LIVERMORE — In its five years of existence, the Livermore Lab Foundation (LLF) has not only funded research projects and scholarships for future scientists, but also has become a model for similar charitable organizations taking root across the nation.

Now, the Department of Energy (DOE) could possibly establish its own foundation, if the U.S. Innovation and Competition Act is passed and signed into law. LLF Executive Director Sally Allen said this national conversation is similar to the one Lawrence Livermore National Laboratory (LLNL) supporters held years ago when they saw a need for a separate charitable nonprofit. Other similar foundations have since followed their blueprint.

“National Renewable Energy Lab (NREL) in Colorado just started its own foundation based largely on LLF’s model,” Allen said. “It’s an interesting observation to me that it seems there’s a broader recognition that an independent foundation can accelerate and advance the science and innovation technology at these labs in new and creative ways.”

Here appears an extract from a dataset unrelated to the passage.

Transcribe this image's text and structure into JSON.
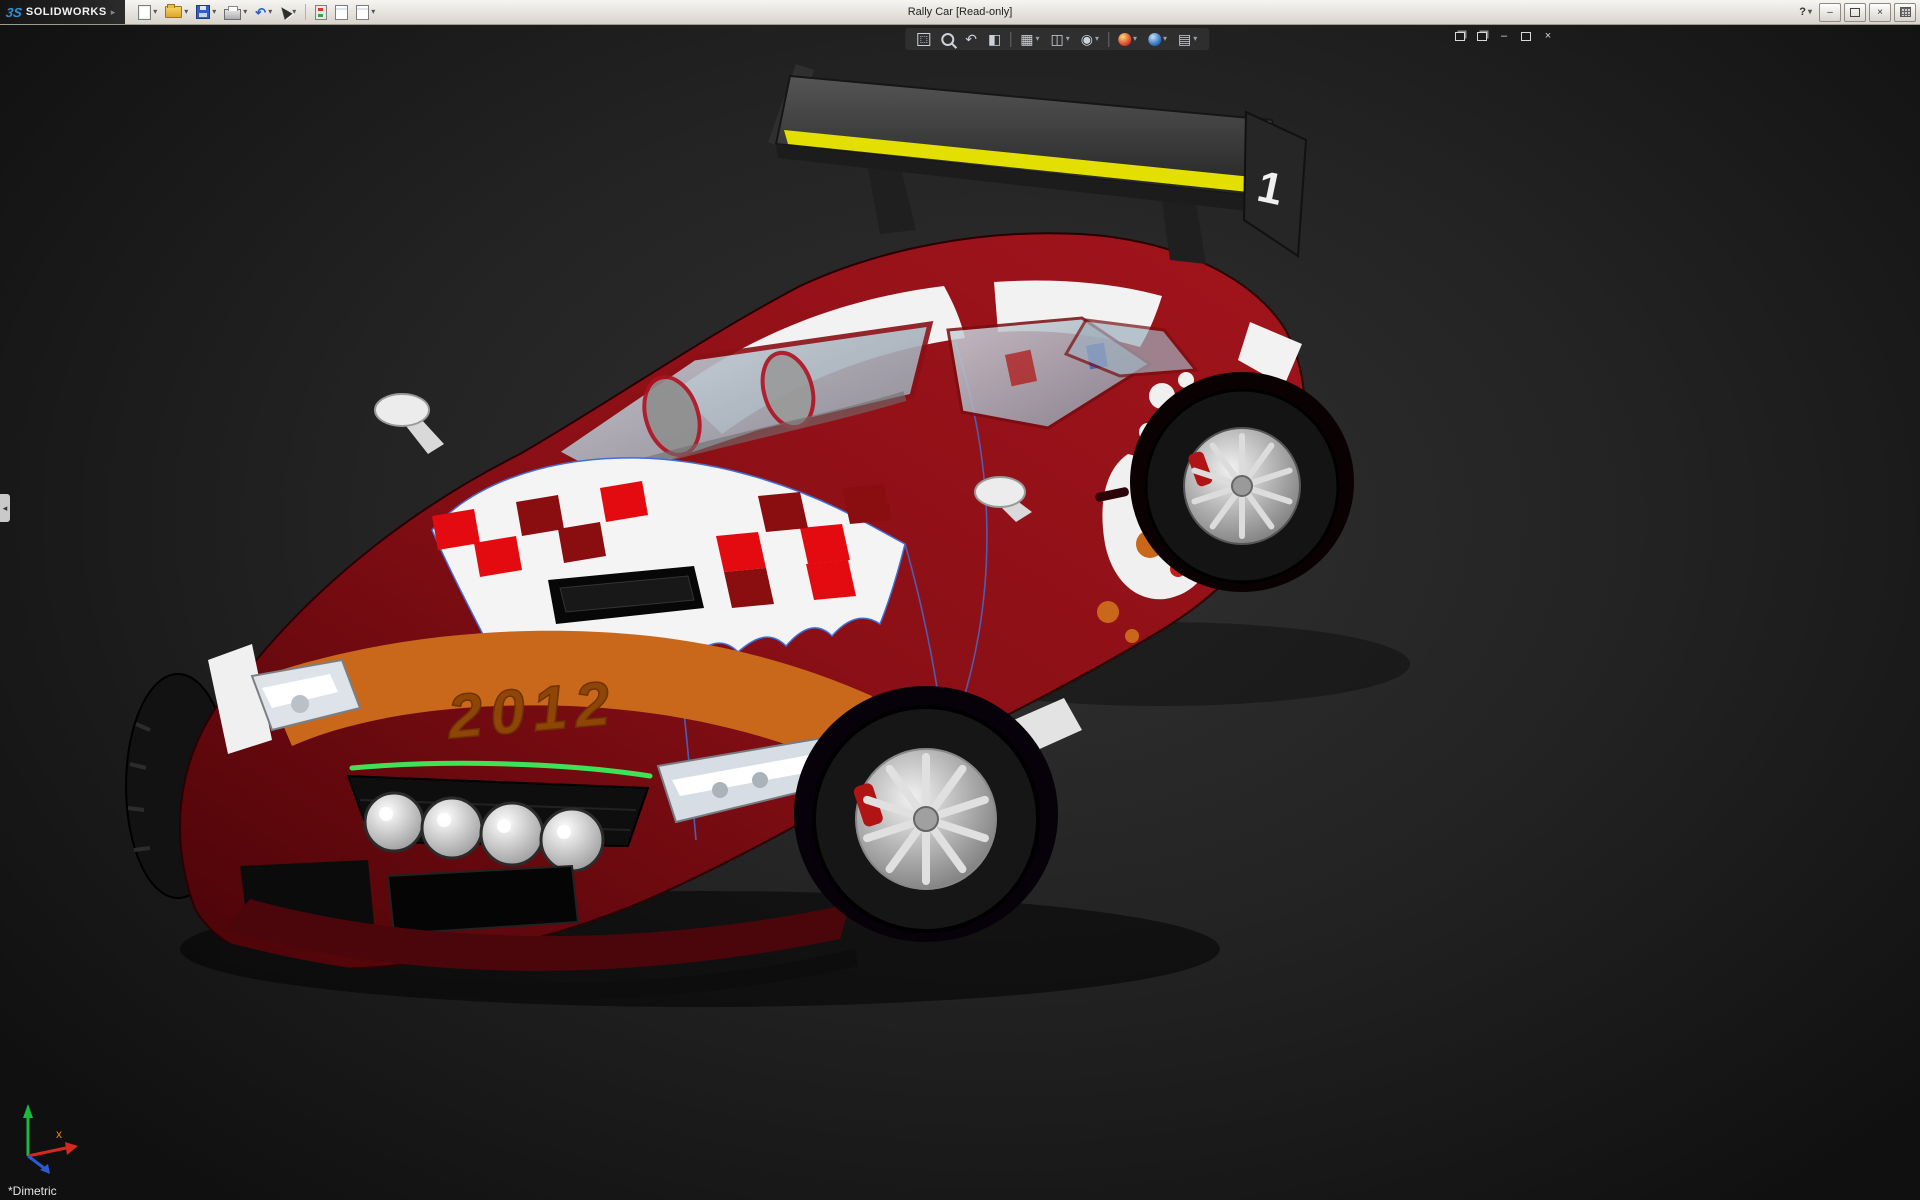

Allen said the refined vision for the Foundation is two-fold: to advance science and inspire future scientists.

“Not everyone immediately sees the need for a lab foundation,” Allen said. “Some see it as, ‘Well, you’ve got a multibillion-dollar national lab with a budget from the Department of Energy. Why should I give any money to that?’ And that’s why LLF was established as a fully separate 501c3 nonprofit that did not fall under any regulatory restrictions, and certainly, we aim to support things the Lab can’t fund or can’t easily fund — particularly on the student side with scholarships.”

Allen reported that LLF further engaged LLNL's director for the Office of Strategic Diversity and Inclusion Programs, Tony Baylis, to forge a partnership with SMASH Rising — an organization with a mission to build a more diverse and socially conscious tech workforce.

“In the wake of so much unrest following the death of George Floyd, there has been a conversation across the country about how to be more intentionally inclusive,” she said.

LLF designed high school programs to give summer residential experiences to young students who might be interested in science, but wouldn’t otherwise have exposure to the Lab. The Foundation is also trying to expand the diversity of its board leadership, she reported.

Taking stock of their years of work since 2016 when the Foundation was established, LLF recently gathered with officials from LLNL to reflect on the past and look toward the future at its first in-person event since the start of the pandemic.

During a gathering held outdoors at Concannon Vineyard on Sept. 9, LLF Board President Dona Crawford shared with former and current Lab officials that the Foundation decided to embark on a “listening tour.” She said members of LLF asked 70 stakeholders what the Foundation does well and how it could continue to leverage the research and new ideas emerging from LLNL.

The Foundation received direct feedback, such as suggestions to focus on climate or neurodegenerative diseases. She thanked the attendees for their evaluations and also shared that the Foundation will launch a new fund later this month — the William B. Schueler Fund for Neurodegenerative Research. Overall, Crawford said, the reviews helped LLF compile data that will be used for building the strategy for the Foundation going forward. A complete presentation of the findings will go before the board in October.

“Lawrence Livermore National Lab has always made history and will always make a difference,” Crawford said. “I’m very proud to have worked at the Lab and to now be affiliated with the Lab through the Livermore Lab Foundation.”

Taking a turn at the podium, LLNL Director Kim Budil also shared an update on the Lab’s recent successes — including a major advance in generating copious fusion energy with the National Ignition Facility laser, growth in Lab employment, along with its work connected to the pandemic.

“The Lab has been ahead of the curve on this, working on developing novel pipelines for rapid drug discovery and therapeutic discovery. Working on this for the last decade, we now have the full attention of the nation’s government on this problem, and we’re really poised to take an important next step to bring our capabilities to bear in that area,” Budil said. “The Foundation is an important partner for us in this realm, because it really gives us the opportunity to work on adjacent problems that might not necessarily be in the sweet spot for government investment but allow us to build partnerships with other entities and access the vast resources of the philanthropic community, which is really important to us.”

Crawford went on to say that the listening tour allowed LLF to look at the Foundation’s accomplishments and goals in a fresh light.

She concluded, “The Foundation accomplishes its vision of advancing science and inspiring next-generation scientists by leveraging the unique capabilities and facilities at the Lab, by bringing in philanthropic support.”

For more information, visit livermorelabfoundation.org.